Lady and the Fox by Kelly Link–DNF
Yeah, so. . . I managed about four pages of this story before I decided to skip to the next one. I found the writing so dry and the staccato sentence style just grated on me.
Angels in the Snow by Matt de la Pena–4 stars
I loved the voice of this one, the way it dealt with culture, race, etc, and the realism. I appreciated the realism’s of Shy’s lack of money and how it would affect his holidays. The characters felt deep for such a short story.
Polaris is Where You’ll Find Me by Jenny Han–2 stars
This short story revolves around Natalie, a girl adopted by Santa who lives at the North pole.
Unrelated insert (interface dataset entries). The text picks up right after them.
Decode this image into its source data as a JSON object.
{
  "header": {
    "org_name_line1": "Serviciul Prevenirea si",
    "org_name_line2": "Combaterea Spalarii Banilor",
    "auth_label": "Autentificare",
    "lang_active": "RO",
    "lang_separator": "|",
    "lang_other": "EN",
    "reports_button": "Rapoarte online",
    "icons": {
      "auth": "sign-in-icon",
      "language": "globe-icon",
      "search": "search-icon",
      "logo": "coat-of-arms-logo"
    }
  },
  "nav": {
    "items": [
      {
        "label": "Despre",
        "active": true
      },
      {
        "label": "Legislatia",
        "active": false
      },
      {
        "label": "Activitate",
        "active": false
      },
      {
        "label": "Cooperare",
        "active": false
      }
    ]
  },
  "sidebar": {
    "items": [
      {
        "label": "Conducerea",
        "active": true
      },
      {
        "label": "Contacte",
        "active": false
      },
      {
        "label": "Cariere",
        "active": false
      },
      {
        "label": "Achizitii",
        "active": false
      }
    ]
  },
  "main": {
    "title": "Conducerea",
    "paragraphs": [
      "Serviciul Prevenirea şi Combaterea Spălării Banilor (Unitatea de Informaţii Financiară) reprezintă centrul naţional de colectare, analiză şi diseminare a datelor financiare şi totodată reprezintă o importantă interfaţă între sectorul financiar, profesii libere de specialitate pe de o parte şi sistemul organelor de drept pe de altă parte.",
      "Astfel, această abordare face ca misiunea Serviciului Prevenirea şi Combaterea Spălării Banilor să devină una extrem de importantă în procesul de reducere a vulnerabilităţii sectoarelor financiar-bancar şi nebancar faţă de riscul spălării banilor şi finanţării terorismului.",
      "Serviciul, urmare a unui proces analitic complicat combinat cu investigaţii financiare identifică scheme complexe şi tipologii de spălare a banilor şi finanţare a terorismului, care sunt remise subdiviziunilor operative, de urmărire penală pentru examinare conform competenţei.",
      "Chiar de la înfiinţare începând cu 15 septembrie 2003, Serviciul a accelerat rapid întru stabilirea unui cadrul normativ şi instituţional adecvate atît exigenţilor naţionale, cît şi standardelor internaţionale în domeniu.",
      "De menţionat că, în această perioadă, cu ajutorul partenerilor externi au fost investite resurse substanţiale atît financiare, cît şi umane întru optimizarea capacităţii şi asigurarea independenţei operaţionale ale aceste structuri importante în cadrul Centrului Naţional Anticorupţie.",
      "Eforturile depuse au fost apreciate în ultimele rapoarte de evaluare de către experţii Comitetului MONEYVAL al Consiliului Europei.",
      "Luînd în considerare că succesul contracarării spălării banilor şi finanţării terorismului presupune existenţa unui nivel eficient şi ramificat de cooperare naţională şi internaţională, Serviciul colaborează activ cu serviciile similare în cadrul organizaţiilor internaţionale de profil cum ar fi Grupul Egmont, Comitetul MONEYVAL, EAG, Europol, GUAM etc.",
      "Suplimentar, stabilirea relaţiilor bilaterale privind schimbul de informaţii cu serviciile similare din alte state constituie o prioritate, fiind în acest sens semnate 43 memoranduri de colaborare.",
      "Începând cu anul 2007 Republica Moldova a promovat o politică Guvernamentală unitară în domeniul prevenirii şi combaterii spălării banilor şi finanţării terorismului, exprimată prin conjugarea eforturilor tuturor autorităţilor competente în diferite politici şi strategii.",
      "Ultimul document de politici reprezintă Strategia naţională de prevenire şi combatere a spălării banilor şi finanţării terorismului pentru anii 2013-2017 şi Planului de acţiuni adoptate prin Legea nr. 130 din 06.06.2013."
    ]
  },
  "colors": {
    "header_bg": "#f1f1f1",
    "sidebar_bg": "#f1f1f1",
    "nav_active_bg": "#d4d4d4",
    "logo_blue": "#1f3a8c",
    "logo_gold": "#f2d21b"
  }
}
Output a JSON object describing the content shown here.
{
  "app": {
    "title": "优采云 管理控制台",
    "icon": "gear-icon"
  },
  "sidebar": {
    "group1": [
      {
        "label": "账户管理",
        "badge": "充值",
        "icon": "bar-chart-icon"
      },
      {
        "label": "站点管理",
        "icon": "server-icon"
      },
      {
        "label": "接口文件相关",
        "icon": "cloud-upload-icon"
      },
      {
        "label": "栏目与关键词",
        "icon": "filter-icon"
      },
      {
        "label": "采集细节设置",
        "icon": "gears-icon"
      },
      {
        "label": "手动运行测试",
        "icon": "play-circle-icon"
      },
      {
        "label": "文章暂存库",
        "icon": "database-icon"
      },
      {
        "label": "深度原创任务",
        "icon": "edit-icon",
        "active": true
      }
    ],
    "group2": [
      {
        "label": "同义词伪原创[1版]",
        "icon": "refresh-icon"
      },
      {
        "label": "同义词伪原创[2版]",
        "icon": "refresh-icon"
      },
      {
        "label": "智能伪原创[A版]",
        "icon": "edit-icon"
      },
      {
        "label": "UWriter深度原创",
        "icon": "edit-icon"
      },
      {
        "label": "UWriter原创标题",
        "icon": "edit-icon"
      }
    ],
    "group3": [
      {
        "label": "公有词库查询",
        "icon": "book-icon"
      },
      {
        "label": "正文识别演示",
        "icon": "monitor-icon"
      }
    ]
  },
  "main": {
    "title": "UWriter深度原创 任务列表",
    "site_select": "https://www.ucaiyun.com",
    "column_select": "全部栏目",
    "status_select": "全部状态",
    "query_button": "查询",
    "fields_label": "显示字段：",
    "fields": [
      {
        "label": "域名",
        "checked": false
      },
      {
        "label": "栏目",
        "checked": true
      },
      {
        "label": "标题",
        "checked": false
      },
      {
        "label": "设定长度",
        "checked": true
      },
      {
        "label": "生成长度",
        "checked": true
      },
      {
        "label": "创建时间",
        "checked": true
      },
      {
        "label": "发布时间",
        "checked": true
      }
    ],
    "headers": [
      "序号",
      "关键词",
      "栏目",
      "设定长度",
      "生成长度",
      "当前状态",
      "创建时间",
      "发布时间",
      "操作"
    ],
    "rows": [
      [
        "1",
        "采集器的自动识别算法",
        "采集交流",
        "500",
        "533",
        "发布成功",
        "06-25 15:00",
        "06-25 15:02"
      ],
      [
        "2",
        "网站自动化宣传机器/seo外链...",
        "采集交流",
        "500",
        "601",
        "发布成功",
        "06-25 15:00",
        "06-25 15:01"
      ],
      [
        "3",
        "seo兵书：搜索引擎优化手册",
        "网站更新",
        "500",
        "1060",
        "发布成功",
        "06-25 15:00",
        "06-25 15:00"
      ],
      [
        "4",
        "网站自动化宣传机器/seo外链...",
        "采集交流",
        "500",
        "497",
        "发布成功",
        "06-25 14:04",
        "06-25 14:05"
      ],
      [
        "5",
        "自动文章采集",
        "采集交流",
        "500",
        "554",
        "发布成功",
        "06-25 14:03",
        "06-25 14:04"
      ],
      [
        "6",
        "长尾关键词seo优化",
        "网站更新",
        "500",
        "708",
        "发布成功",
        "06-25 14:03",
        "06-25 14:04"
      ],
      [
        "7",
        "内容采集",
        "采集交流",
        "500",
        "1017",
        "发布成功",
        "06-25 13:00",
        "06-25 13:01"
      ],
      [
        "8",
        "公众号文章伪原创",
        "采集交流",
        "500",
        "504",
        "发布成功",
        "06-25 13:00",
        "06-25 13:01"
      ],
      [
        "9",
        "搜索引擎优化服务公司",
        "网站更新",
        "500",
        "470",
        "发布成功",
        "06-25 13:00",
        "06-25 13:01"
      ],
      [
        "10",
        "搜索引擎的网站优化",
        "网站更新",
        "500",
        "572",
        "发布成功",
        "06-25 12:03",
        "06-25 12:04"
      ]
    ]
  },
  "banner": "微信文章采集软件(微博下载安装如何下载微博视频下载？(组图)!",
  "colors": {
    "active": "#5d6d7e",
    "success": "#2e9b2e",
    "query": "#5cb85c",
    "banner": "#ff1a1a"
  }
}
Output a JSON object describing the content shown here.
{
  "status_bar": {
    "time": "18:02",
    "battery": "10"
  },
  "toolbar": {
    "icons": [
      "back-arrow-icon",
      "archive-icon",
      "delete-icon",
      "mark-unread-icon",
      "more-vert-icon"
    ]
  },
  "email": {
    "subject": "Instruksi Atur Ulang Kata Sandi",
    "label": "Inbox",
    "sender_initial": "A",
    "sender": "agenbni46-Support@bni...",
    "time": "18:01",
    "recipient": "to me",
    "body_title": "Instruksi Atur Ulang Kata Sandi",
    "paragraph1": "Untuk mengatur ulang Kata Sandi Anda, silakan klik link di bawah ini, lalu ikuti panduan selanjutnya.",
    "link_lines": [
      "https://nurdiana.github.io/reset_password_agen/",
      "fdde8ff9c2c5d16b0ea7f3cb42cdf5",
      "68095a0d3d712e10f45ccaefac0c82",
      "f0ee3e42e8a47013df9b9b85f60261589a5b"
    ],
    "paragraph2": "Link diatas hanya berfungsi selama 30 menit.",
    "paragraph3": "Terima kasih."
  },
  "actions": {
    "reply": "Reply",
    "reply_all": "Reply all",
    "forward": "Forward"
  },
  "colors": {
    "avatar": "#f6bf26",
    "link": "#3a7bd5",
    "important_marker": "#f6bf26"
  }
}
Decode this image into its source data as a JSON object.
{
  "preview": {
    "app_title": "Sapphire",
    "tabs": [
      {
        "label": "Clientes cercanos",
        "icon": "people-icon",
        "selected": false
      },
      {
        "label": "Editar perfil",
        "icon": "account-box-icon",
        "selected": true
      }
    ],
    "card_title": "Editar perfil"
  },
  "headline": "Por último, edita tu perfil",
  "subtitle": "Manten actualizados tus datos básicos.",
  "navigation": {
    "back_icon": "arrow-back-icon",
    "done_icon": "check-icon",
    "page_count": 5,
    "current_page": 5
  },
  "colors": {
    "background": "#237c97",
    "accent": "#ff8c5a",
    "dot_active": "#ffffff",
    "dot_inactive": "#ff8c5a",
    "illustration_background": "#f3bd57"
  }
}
The idea was fun, but the story itself felt kind of all over the place and I finished it feeling very unsatisfied.
It’s a Yuletide Miracle, Charlie Brown by Stephanie Perkins–5 stars
Color me shocked. To this point, I have not enjoyed Stephanie Perkin’s novels, so much to the point I considered skipping this story, but it turned out to be my favorite of the collection. Part of that is because it revolves around the purchase of a Christmas tree and I have a soft spot for holiday stories that are about Christmas tree acquisitions(probably because I am allergic to Christmas trees and thus never get to participate in these traditions), but I felt so much chemistry in the two leads. North was one of my favorite love interests in this book and I found him fascinating.
Your Temporary Santa by David Levithan–2 stars
A guy plays santa for his best friend’s young sister. It was an okay story, but didn’t really resonate with me and I wasn’t a fan of David Levithan’s writing style in this particular instance.
Krampuslauf by Holly Black–3 stars
My notes for this one just say “WHAT ON EARTH WAS THAT?” This story was weird. Incredibly weird. And yet I liked it–I think. I did like the inclusion of magic, at any rate, and it was certainly a memorable story.
What the Hell Have You Done, Sophie Roth by Gayle Forman–3 stars
I loved the set-up of this story and the inclusion of Hanukkah, the love interest Russell, and the dismantling of stereotypes, but I was less pleased with Sophie’s elitism about being “big city”. I promise you, sarcasm is not limited to people who are from new York or Chicago or LA or whatever other big city. It’s not a foreign language. Us small town folk don’t get to take sarcasm 101 instead of Spanish or French in high school, promise.
Beer Buckets and Baby Jesus by Myra McEntire- 4 stars
I really liked this one! It’s one of the few stories told from the male POV, and it really worked for this story. The pastor’s daughter and the town prankster was not a pairing I thought I would like, but it worked great in this context. The story was funny and sweet.
Welcome to Christmas, CA by Kierstin White–5 stars
Another surprised. I also really loved this one, especially with the focus on home and family. There was a great theme of accepting things and people and also had some small town charm. It’s not my favorite of the bunch, but it’s probably the most memorable.
Star of Bethlehem by Ally Carter–2 stars
This one was just okay. I didn’t even really have anything to say, so. . . ehh.
The Girl Who Woke the Dreamer by Laini Taylor–4 stars
I loved Laini Taylor’s lush writing. This story felt very much like a fairytale and I loved ending the anthology on this high note.
A rather mixed collection of stories. There were plenty I found forgettable, but the ones I enjoyed I REALLY enjoyed. I’d probably like to re-read Myra McEntire’s, Stephanie Perkin’s, Rainbow Rowell’s, and Kierstin White’s in the future. 3/5 cupcakes.